Dear Governor Murphy:
First, thank you again for your leadership in issuing Executive Order No. 42 creating the Task Force for the Continued Transformation of Youth Justice in New Jersey (the “Task Force”).
Second, we oppose New Jersey’s plan to build a new youth prison in Newark on an environmentally compromised site near West Side High School, KIPP Rise Academy, and Speedway Academies without any community input.
This plan to construct a new youth prison in Newark will be met with substantial community opposition. New Jersey cannot realize the youth justice transformation possible in this moment if it starts by building new youth prisons. We also oppose any plans by the state to move forward with the construction of two new youth prisons in the central and southern regions of New Jersey.
We urge you to commit substantial financial and other reparative and restorative investments into building up Black children and communities, not into building new youth prisons to incarcerate them.
Third, we urge you to stop any plans to build new youth prisons. Instead, as outlined in our vision document, Investing in Kids, Not Prisons: The Urgency of Transformative Youth Justice Reform in New Jersey, which incorporates many of the Executive Order’s mandates, we urge you to empower the Task Force to issue its final written recommendations and take the following actions:
- Develop a comprehensive action plan for addressing the state’s harmful youth incarceration racial disparities;
- Create a youth justice transformation lockbox to fund effective community-based programs;
- Develop a closure plan for Jamesburg, Hayes, and the state’s most secure youth prison—JMSF;
- Conduct a comprehensive evaluation of the state’s current youth facilities to determine whether any can be closed or used to house young people transitioning from, or who would otherwise be sent to Jamesburg, Hayes, and JMSF; and
- Only as a last resort, and after comprehensive research and review that meaningfully incorporates community input, including on locations, repurpose or renovate existing structures to develop youth rehabilitation centers, if needed, that follow best practices (e.g., therapeutic, rehabilitative, child-centered, family focused, and filled with public workers trained in rehabilitative practices and trauma-informed care) and are located in the communities most impacted by youth incarceration.
Under the current system, as you know, New Jersey has the worst Black to white youth incarceration disparity rate in the entire nation.

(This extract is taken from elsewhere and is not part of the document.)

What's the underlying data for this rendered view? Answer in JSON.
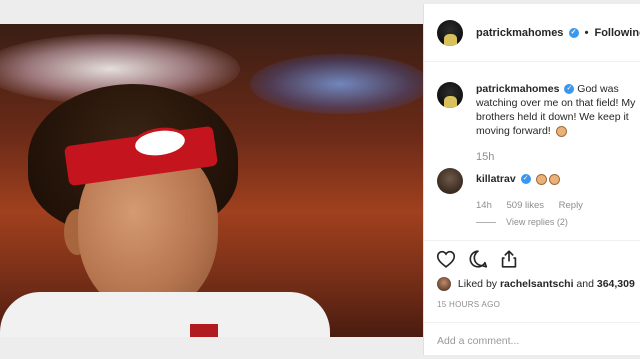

A Black child in New Jersey is over 30 times more likely to be detained or incarcerated than a white child, even though research shows that Black and white kids commit most offenses at similar rates. Incredibly, as of March 29, 2019, in New Jersey, a state of more than 9 million people, only 18 white kids are committed to juvenile facilities. By contrast, 156 of committed youth are Black. These racial disparities illuminate the systemic racism facing New Jersey's Black kids.
And yet, in 2019, New Jersey has deepened its investment in youth incarceration, spending a staggering $289,287 to incarcerate each child in a state youth prison—an almost $50,000 increase over 2018—and expects to spend the same amount in 2020. This substantial investment in youth incarceration is occurring even as the number of incarcerated youth is declining, going from an average daily population of 215 kids in 2018 to 188 in 2019, and the same number is estimated for 2020. New Jersey nevertheless plans to hire 35 more youth prison workers in 2020 to provide “institutional control and supervision,” bringing this worker total to 393. New Jersey has not, however, increased its funding for the state/community partnership grant program, which provides county Youth Services Commissions with funds to support community-based programs (including prevention, diversion, and dispositional option programs) aimed to keep young people out of incarceration, for at least the past decade.
In your budget address, you noted, appropriately, that our state “in every respect, . . . [must] commit to reforming our criminal justice system for the better,”
But no such commitments have been made to the Black kids and communities devastated by New Jersey’s shameful youth justice system.
Now is the time, Governor Murphy, to begin building a youth justice system that makes similar investments in all of our kids. We urge you to commit a $100 million dollar investment into empowering the kids and communities most impacted by New Jersey’s failed youth justice system. We also urge you to exercise bold leadership in stopping any plans to build new youth prisons and to, instead, empower the Task Force to carry out its important work and issue its final recommendations. We look forward to your response and welcome the opportunity to meet with you in person to discuss these issues further as soon as possible.